We first meet Larry Wright in 1960. He is thirteen and moving with his family to Dallas, the essential city of the New World just beginning to rise across the southern rim of the United States. As we follow him through the next two decades—the civil rights movement, the Vietnam War, the devastating assassinations of John F. Kennedy, Robert Kennedy, and Martin Luther King, Jr., the sexual revolution, the crisis of Watergate, and the emergence of Ronald Reagan—we relive the pivotal and shocking events of those crowded years. Lawrence Wright has written the autobiography of a generation, giving back to us with stunning force the feelings of those turbulent times when the euphoria of Kennedy’s America would come to its shocking end. Filled with compassion and insight, In the New World is both the intimate tale of one man’s coming-of-age, and a universal story of the American experience of two crucial decades.
|Author by||: Nabeel Abraham,Sally Howell,Andrew Shryock|
|Editor||: Wayne State University Press|
Since the terrorist attacks of September 11, 2001, Detroit's large and nationally prominent Arab and Muslim communities have faced heightened prejudice, government surveillance, and political scapegoating, yet they have also enjoyed unexpected gains in economic, political, and cultural influence. Museums, festivals, and cultural events flourish alongside the construction of new mosques and churches, and more Arabs are being elected and appointed to public office. Detroit's Arab population is growing even as the city's non-Arab sectors, and the state of Michigan as a whole, have steadily lost population. In Arab Detroit 9/11: Life in the Terror Decade, a follow-up to their volume Arab Detroit: From Margin to Mainstream (Wayne State University Press, 2000), editors Nabeel Abraham, Sally Howell, and Andrew Shryock present accounts of how life in post-9/11 Detroit has changed over the last ten years. Abraham, Howell, and Shryock have assembled a diverse group of contributors whose essays range from the scholarly to the artistic and include voices that are Palestinian, Iraqi, Yemeni, and Lebanese; Muslim and Christian; American born and immigrant. The book is divided into six sections and begins with wide-angle views of Arab Detroit, looking first at how the community fits within greater Detroit as a whole, then presenting closer portraits of Arab Detroit's key ethnonational and religious subgroups. More personal, everyday accounts of life in the Terror Decade follow as focus shifts to practical matters such as family life, neighborhood interactions, going to school, traveling domestically, and visiting home countries. Finally, contributors consider the interface between Arab Detroit and the larger society, how this relationship is maintained, how the War on Terror has distorted it, and what lessons might be drawn about citizenship, inclusion, and exclusion by situating Arab Detroit in broader and deeper historical contexts. In Detroit, new realities of political marginalization and empowerment are evolving side by side. As they explore the complex demands of life in the Terror Decade, the contributors to this volume create vivid portraits of a community that has fought back successfully against attempts to deny its national identity and diminish its civil rights. Readers interested in Arab studies, Detroit culture and history, transnational politics, and the changing dynamics of race and ethnicity in America will enjoy the personal reflection and analytical insight of Arab Detroit 9/11.

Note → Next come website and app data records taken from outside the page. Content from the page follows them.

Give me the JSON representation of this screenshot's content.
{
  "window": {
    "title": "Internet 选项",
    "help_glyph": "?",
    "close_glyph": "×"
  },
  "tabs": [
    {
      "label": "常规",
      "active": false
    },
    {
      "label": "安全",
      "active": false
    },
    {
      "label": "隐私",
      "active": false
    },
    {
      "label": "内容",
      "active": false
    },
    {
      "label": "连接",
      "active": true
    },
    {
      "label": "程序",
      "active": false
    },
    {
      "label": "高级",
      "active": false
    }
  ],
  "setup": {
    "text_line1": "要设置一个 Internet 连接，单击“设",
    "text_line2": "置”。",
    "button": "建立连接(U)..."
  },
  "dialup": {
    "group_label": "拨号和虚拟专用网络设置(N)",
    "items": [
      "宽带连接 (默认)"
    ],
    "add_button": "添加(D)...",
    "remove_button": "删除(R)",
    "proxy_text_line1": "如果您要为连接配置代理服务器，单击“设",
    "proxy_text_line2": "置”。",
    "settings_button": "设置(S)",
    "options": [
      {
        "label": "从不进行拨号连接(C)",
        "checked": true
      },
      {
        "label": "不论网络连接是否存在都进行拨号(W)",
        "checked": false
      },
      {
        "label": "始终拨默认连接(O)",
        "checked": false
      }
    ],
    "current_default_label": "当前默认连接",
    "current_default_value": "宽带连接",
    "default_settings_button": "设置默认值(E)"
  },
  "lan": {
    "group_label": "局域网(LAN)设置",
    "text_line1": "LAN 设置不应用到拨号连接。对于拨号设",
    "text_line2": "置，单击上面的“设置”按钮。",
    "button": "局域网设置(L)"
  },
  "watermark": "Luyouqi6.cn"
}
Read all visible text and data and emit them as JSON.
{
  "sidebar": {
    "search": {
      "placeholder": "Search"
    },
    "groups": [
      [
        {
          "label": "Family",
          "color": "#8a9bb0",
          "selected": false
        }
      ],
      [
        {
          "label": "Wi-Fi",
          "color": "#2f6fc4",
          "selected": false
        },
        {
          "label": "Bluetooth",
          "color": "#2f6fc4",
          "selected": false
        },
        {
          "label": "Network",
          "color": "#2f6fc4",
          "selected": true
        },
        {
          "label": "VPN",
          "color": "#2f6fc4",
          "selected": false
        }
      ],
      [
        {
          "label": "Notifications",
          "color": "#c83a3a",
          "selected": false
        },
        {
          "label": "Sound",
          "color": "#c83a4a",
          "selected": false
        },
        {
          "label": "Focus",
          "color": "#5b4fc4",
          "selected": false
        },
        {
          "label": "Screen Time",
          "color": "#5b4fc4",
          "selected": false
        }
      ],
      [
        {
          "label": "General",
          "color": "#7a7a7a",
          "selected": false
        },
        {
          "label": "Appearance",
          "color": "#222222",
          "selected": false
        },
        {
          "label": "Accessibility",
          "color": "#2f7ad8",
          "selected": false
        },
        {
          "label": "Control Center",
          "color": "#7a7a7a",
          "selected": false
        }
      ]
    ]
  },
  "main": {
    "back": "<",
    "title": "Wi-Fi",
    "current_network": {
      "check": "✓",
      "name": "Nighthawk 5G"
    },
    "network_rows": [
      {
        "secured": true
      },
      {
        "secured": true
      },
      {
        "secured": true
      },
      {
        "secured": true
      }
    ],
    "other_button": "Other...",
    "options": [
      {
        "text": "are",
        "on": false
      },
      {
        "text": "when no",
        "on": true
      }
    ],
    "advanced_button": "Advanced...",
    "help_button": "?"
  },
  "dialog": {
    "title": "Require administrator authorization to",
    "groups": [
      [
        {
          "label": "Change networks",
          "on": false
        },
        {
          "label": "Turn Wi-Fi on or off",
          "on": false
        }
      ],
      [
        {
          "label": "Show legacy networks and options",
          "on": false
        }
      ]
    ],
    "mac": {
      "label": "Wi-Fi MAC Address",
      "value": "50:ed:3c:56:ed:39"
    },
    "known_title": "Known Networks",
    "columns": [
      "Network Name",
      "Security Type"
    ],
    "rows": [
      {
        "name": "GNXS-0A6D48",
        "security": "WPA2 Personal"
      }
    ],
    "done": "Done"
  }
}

|Author by||: Lawrence Wright|
A New York Times Notable Book National Book Critics Circle Award Finalist An NPR Best Book of the Year God Save Texas is a journey through the most controversial state in America. It is a red state, but the cities are blue and among the most diverse in the nation. Oil is still king, but Texas now leads California in technology exports. Low taxes and minimal regulation have produced extraordinary growth, but also striking income disparities. Texas looks a lot like the America that Donald Trump wants to create. Bringing together the historical and the contemporary, the political and the personal, Texas native Lawrence Wright gives us a colorful, wide-ranging portrait of a state that not only reflects our country as it is, but as it may become—and shows how the battle for Texas’s soul encompasses us all.